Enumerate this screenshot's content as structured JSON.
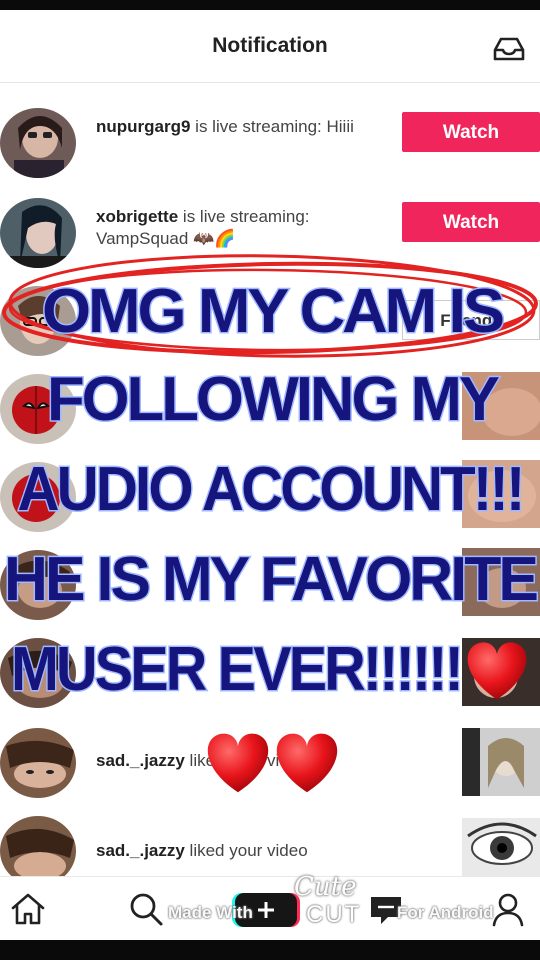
{
  "header": {
    "title": "Notification",
    "inbox_icon": "inbox-icon"
  },
  "notifications": [
    {
      "user": "nupurgarg9",
      "text": " is live streaming: Hiiii",
      "action": "Watch"
    },
    {
      "user": "xobrigette",
      "text": " is live streaming: VampSquad 🦇🌈",
      "action": "Watch"
    },
    {
      "user": "sad._.jazzy",
      "text": " liked your video"
    },
    {
      "user": "sad._.jazzy",
      "text": " liked your video"
    }
  ],
  "overlay": {
    "caption_lines": [
      "OMG MY CAM IS",
      "FOLLOWING MY",
      "AUDIO ACCOUNT!!!",
      "HE IS MY FAVORITE",
      "MUSER EVER!!!!!!"
    ],
    "heart_glyph": "❤️",
    "watermark_left": "Made With",
    "watermark_brand_top": "Cute",
    "watermark_brand_bottom": "CUT",
    "watermark_right": "For Android"
  },
  "colors": {
    "watch_button": "#f0255b",
    "caption_fill": "#16157e",
    "caption_outline": "#9fb8ff",
    "circle_scribble": "#e32222"
  },
  "tabbar_icons": [
    "home-icon",
    "search-icon",
    "plus-icon",
    "message-icon",
    "profile-icon"
  ]
}
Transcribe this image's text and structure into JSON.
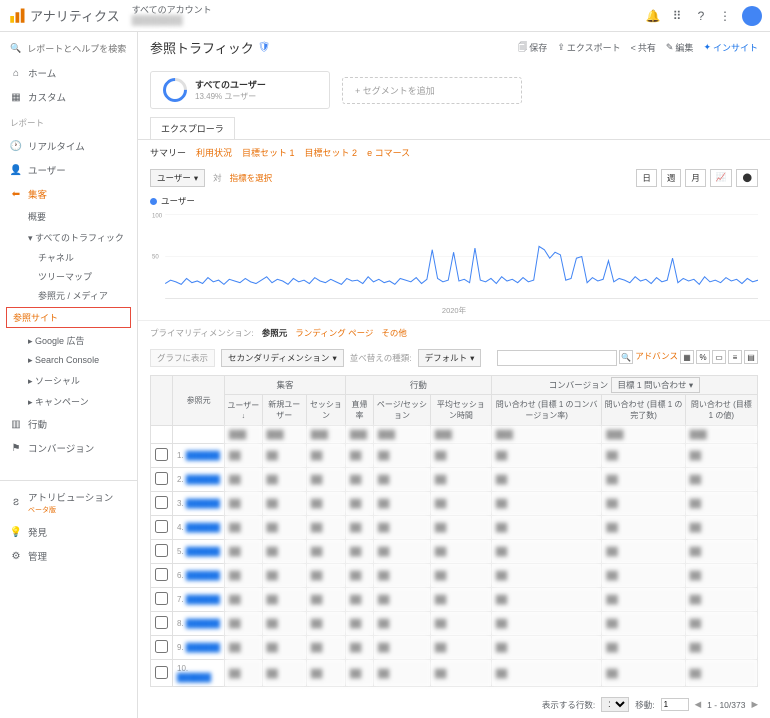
{
  "header": {
    "product": "アナリティクス",
    "account_label": "すべてのアカウント"
  },
  "sidebar": {
    "search_placeholder": "レポートとヘルプを検索",
    "home": "ホーム",
    "custom": "カスタム",
    "reports_section": "レポート",
    "realtime": "リアルタイム",
    "user": "ユーザー",
    "acquisition": "集客",
    "overview": "概要",
    "all_traffic": "すべてのトラフィック",
    "channels": "チャネル",
    "treemap": "ツリーマップ",
    "source_medium": "参照元 / メディア",
    "referral": "参照サイト",
    "google_ads": "Google 広告",
    "search_console": "Search Console",
    "social": "ソーシャル",
    "campaigns": "キャンペーン",
    "behavior": "行動",
    "conversion": "コンバージョン",
    "attribution": "アトリビューション",
    "attribution_badge": "ベータ版",
    "discover": "発見",
    "admin": "管理"
  },
  "page": {
    "title": "参照トラフィック",
    "toolbar": {
      "save": "保存",
      "export": "エクスポート",
      "share": "共有",
      "edit": "編集",
      "insights": "インサイト"
    }
  },
  "segments": {
    "all_users": "すべてのユーザー",
    "all_users_pct": "13.49% ユーザー",
    "add_segment": "+ セグメントを追加"
  },
  "tabs": {
    "explorer": "エクスプローラ",
    "summary": "サマリー",
    "usage": "利用状況",
    "goalset1": "目標セット 1",
    "goalset2": "目標セット 2",
    "ecommerce": "e コマース"
  },
  "chart_ctrl": {
    "metric_dd": "ユーザー",
    "vs": "対",
    "compare": "指標を選択",
    "day": "日",
    "week": "週",
    "month": "月"
  },
  "chart": {
    "legend": "ユーザー",
    "xlabel": "2020年"
  },
  "chart_data": {
    "type": "line",
    "ylabel": "ユーザー",
    "ylim": [
      0,
      100
    ],
    "yticks": [
      50,
      100
    ],
    "x_range_label": "2020年",
    "series": [
      {
        "name": "ユーザー",
        "color": "#4285f4",
        "values": [
          18,
          22,
          20,
          17,
          24,
          19,
          21,
          18,
          25,
          20,
          22,
          17,
          23,
          21,
          19,
          24,
          20,
          18,
          22,
          26,
          19,
          23,
          21,
          17,
          24,
          20,
          22,
          18,
          25,
          21,
          19,
          23,
          20,
          17,
          24,
          21,
          22,
          18,
          26,
          20,
          23,
          19,
          21,
          17,
          24,
          22,
          20,
          25,
          18,
          23,
          58,
          24,
          20,
          22,
          55,
          21,
          23,
          19,
          60,
          22,
          20,
          24,
          18,
          26,
          21,
          23,
          19,
          25,
          20,
          22,
          62,
          58,
          48,
          55,
          52,
          22,
          24,
          48,
          50,
          19,
          25,
          21,
          23,
          45,
          20,
          24,
          22,
          19,
          26,
          21,
          23,
          18,
          25,
          20,
          22,
          48,
          19,
          24,
          21,
          23,
          17,
          26,
          20,
          22,
          19,
          25,
          21,
          23,
          18,
          24,
          20,
          22
        ]
      }
    ]
  },
  "dim": {
    "label": "プライマリディメンション:",
    "active": "参照元",
    "landing": "ランディング ページ",
    "other": "その他"
  },
  "filter": {
    "plot_rows": "グラフに表示",
    "secondary_dim": "セカンダリディメンション",
    "sort_type": "並べ替えの種類:",
    "default": "デフォルト",
    "advanced": "アドバンス"
  },
  "table": {
    "col_referrer": "参照元",
    "grp_acquisition": "集客",
    "grp_behavior": "行動",
    "grp_conversion": "コンバージョン",
    "conv_dd": "目標 1 問い合わせ",
    "col_users": "ユーザー",
    "col_new_users": "新規ユーザー",
    "col_sessions": "セッション",
    "col_bounce": "直帰率",
    "col_pages_session": "ページ/セッション",
    "col_avg_duration": "平均セッション時間",
    "col_goal_cr": "問い合わせ (目標 1 のコンバージョン率)",
    "col_goal_comp": "問い合わせ (目標 1 の完了数)",
    "col_goal_val": "問い合わせ (目標 1 の値)"
  },
  "pagination": {
    "rows_label": "表示する行数:",
    "rows_value": "10",
    "goto_label": "移動:",
    "goto_value": "1",
    "range": "1 - 10/373"
  }
}
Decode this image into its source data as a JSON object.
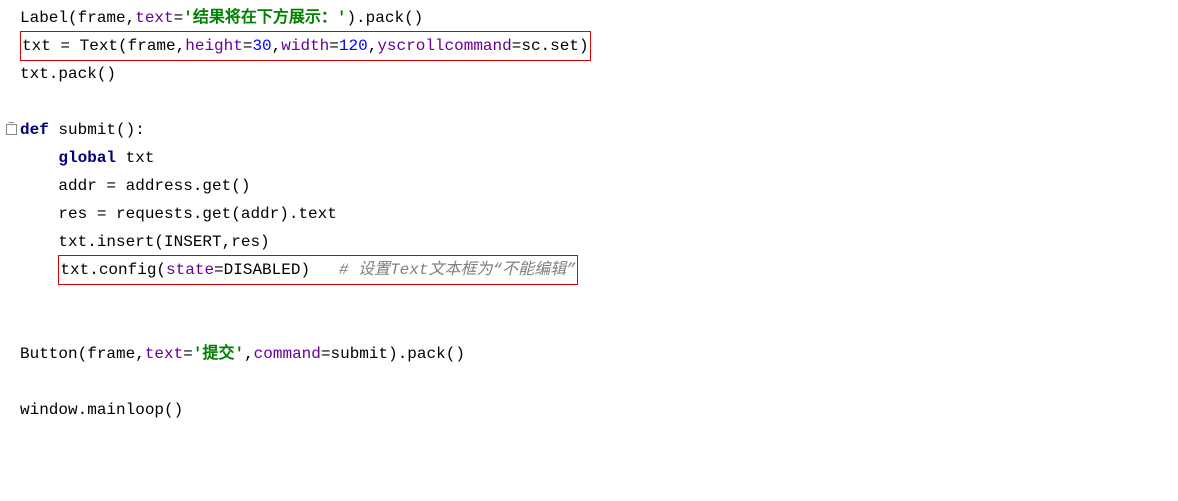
{
  "code": {
    "line1": {
      "t1": "Label(frame,",
      "t2": "text",
      "t3": "=",
      "t4": "'结果将在下方展示：'",
      "t5": ").pack()"
    },
    "line2": {
      "t1": "txt = Text(frame,",
      "t2": "height",
      "t3": "=",
      "t4": "30",
      "t5": ",",
      "t6": "width",
      "t7": "=",
      "t8": "120",
      "t9": ",",
      "t10": "yscrollcommand",
      "t11": "=sc.set)"
    },
    "line3": {
      "t1": "txt.pack()"
    },
    "line5": {
      "t1": "def",
      "t2": " ",
      "t3": "submit():"
    },
    "line6": {
      "t1": "    ",
      "t2": "global",
      "t3": " txt"
    },
    "line7": {
      "t1": "    addr = address.get()"
    },
    "line8": {
      "t1": "    res = requests.get(addr).text"
    },
    "line9": {
      "t1": "    txt.insert(INSERT,res)"
    },
    "line10": {
      "t1": "    ",
      "t2": "txt.config(",
      "t3": "state",
      "t4": "=DISABLED)",
      "t5": "   ",
      "t6": "# 设置Text文本框为“不能编辑”"
    },
    "line13": {
      "t1": "Button(frame,",
      "t2": "text",
      "t3": "=",
      "t4": "'提交'",
      "t5": ",",
      "t6": "command",
      "t7": "=submit).pack()"
    },
    "line15": {
      "t1": "window.mainloop()"
    }
  }
}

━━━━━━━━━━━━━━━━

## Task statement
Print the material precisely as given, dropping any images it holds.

## Exercise result
Enumerate this screenshot's content as structured JSON.
{
  "header": {
    "title": "Notification",
    "inbox_icon": "inbox-icon"
  },
  "notifications": [
    {
      "user": "nupurgarg9",
      "text": " is live streaming: Hiiii",
      "action": "Watch"
    },
    {
      "user": "xobrigette",
      "text": " is live streaming: VampSquad 🦇🌈",
      "action": "Watch"
    },
    {
      "user": "sad._.jazzy",
      "text": " liked your video"
    },
    {
      "user": "sad._.jazzy",
      "text": " liked your video"
    }
  ],
  "overlay": {
    "caption_lines": [
      "OMG MY CAM IS",
      "FOLLOWING MY",
      "AUDIO ACCOUNT!!!",
      "HE IS MY FAVORITE",
      "MUSER EVER!!!!!!"
    ],
    "heart_glyph": "❤️",
    "watermark_left": "Made With",
    "watermark_brand_top": "Cute",
    "watermark_brand_bottom": "CUT",
    "watermark_right": "For Android"
  },
  "colors": {
    "watch_button": "#f0255b",
    "caption_fill": "#16157e",
    "caption_outline": "#9fb8ff",
    "circle_scribble": "#e32222"
  },
  "tabbar_icons": [
    "home-icon",
    "search-icon",
    "plus-icon",
    "message-icon",
    "profile-icon"
  ]
}
Transcribe this image's text and structure into JSON.
{
  "header": {
    "product": "アナリティクス",
    "account_label": "すべてのアカウント"
  },
  "sidebar": {
    "search_placeholder": "レポートとヘルプを検索",
    "home": "ホーム",
    "custom": "カスタム",
    "reports_section": "レポート",
    "realtime": "リアルタイム",
    "user": "ユーザー",
    "acquisition": "集客",
    "overview": "概要",
    "all_traffic": "すべてのトラフィック",
    "channels": "チャネル",
    "treemap": "ツリーマップ",
    "source_medium": "参照元 / メディア",
    "referral": "参照サイト",
    "google_ads": "Google 広告",
    "search_console": "Search Console",
    "social": "ソーシャル",
    "campaigns": "キャンペーン",
    "behavior": "行動",
    "conversion": "コンバージョン",
    "attribution": "アトリビューション",
    "attribution_badge": "ベータ版",
    "discover": "発見",
    "admin": "管理"
  },
  "page": {
    "title": "参照トラフィック",
    "toolbar": {
      "save": "保存",
      "export": "エクスポート",
      "share": "共有",
      "edit": "編集",
      "insights": "インサイト"
    }
  },
  "segments": {
    "all_users": "すべてのユーザー",
    "all_users_pct": "13.49% ユーザー",
    "add_segment": "+ セグメントを追加"
  },
  "tabs": {
    "explorer": "エクスプローラ",
    "summary": "サマリー",
    "usage": "利用状況",
    "goalset1": "目標セット 1",
    "goalset2": "目標セット 2",
    "ecommerce": "e コマース"
  },
  "chart_ctrl": {
    "metric_dd": "ユーザー",
    "vs": "対",
    "compare": "指標を選択",
    "day": "日",
    "week": "週",
    "month": "月"
  },
  "chart": {
    "legend": "ユーザー",
    "xlabel": "2020年"
  },
  "chart_data": {
    "type": "line",
    "ylabel": "ユーザー",
    "ylim": [
      0,
      100
    ],
    "yticks": [
      50,
      100
    ],
    "x_range_label": "2020年",
    "series": [
      {
        "name": "ユーザー",
        "color": "#4285f4",
        "values": [
          18,
          22,
          20,
          17,
          24,
          19,
          21,
          18,
          25,
          20,
          22,
          17,
          23,
          21,
          19,
          24,
          20,
          18,
          22,
          26,
          19,
          23,
          21,
          17,
          24,
          20,
          22,
          18,
          25,
          21,
          19,
          23,
          20,
          17,
          24,
          21,
          22,
          18,
          26,
          20,
          23,
          19,
          21,
          17,
          24,
          22,
          20,
          25,
          18,
          23,
          58,
          24,
          20,
          22,
          55,
          21,
          23,
          19,
          60,
          22,
          20,
          24,
          18,
          26,
          21,
          23,
          19,
          25,
          20,
          22,
          62,
          58,
          48,
          55,
          52,
          22,
          24,
          48,
          50,
          19,
          25,
          21,
          23,
          45,
          20,
          24,
          22,
          19,
          26,
          21,
          23,
          18,
          25,
          20,
          22,
          48,
          19,
          24,
          21,
          23,
          17,
          26,
          20,
          22,
          19,
          25,
          21,
          23,
          18,
          24,
          20,
          22
        ]
      }
    ]
  },
  "dim": {
    "label": "プライマリディメンション:",
    "active": "参照元",
    "landing": "ランディング ページ",
    "other": "その他"
  },
  "filter": {
    "plot_rows": "グラフに表示",
    "secondary_dim": "セカンダリディメンション",
    "sort_type": "並べ替えの種類:",
    "default": "デフォルト",
    "advanced": "アドバンス"
  },
  "table": {
    "col_referrer": "参照元",
    "grp_acquisition": "集客",
    "grp_behavior": "行動",
    "grp_conversion": "コンバージョン",
    "conv_dd": "目標 1 問い合わせ",
    "col_users": "ユーザー",
    "col_new_users": "新規ユーザー",
    "col_sessions": "セッション",
    "col_bounce": "直帰率",
    "col_pages_session": "ページ/セッション",
    "col_avg_duration": "平均セッション時間",
    "col_goal_cr": "問い合わせ (目標 1 のコンバージョン率)",
    "col_goal_comp": "問い合わせ (目標 1 の完了数)",
    "col_goal_val": "問い合わせ (目標 1 の値)"
  },
  "pagination": {
    "rows_label": "表示する行数:",
    "rows_value": "10",
    "goto_label": "移動:",
    "goto_value": "1",
    "range": "1 - 10/373"
  }
}
Decode this image into its source data as a JSON object.
{
  "code": {
    "line1": {
      "t1": "Label(frame,",
      "t2": "text",
      "t3": "=",
      "t4": "'结果将在下方展示：'",
      "t5": ").pack()"
    },
    "line2": {
      "t1": "txt = Text(frame,",
      "t2": "height",
      "t3": "=",
      "t4": "30",
      "t5": ",",
      "t6": "width",
      "t7": "=",
      "t8": "120",
      "t9": ",",
      "t10": "yscrollcommand",
      "t11": "=sc.set)"
    },
    "line3": {
      "t1": "txt.pack()"
    },
    "line5": {
      "t1": "def",
      "t2": " ",
      "t3": "submit():"
    },
    "line6": {
      "t1": "    ",
      "t2": "global",
      "t3": " txt"
    },
    "line7": {
      "t1": "    addr = address.get()"
    },
    "line8": {
      "t1": "    res = requests.get(addr).text"
    },
    "line9": {
      "t1": "    txt.insert(INSERT,res)"
    },
    "line10": {
      "t1": "    ",
      "t2": "txt.config(",
      "t3": "state",
      "t4": "=DISABLED)",
      "t5": "   ",
      "t6": "# 设置Text文本框为“不能编辑”"
    },
    "line13": {
      "t1": "Button(frame,",
      "t2": "text",
      "t3": "=",
      "t4": "'提交'",
      "t5": ",",
      "t6": "command",
      "t7": "=submit).pack()"
    },
    "line15": {
      "t1": "window.mainloop()"
    }
  }
}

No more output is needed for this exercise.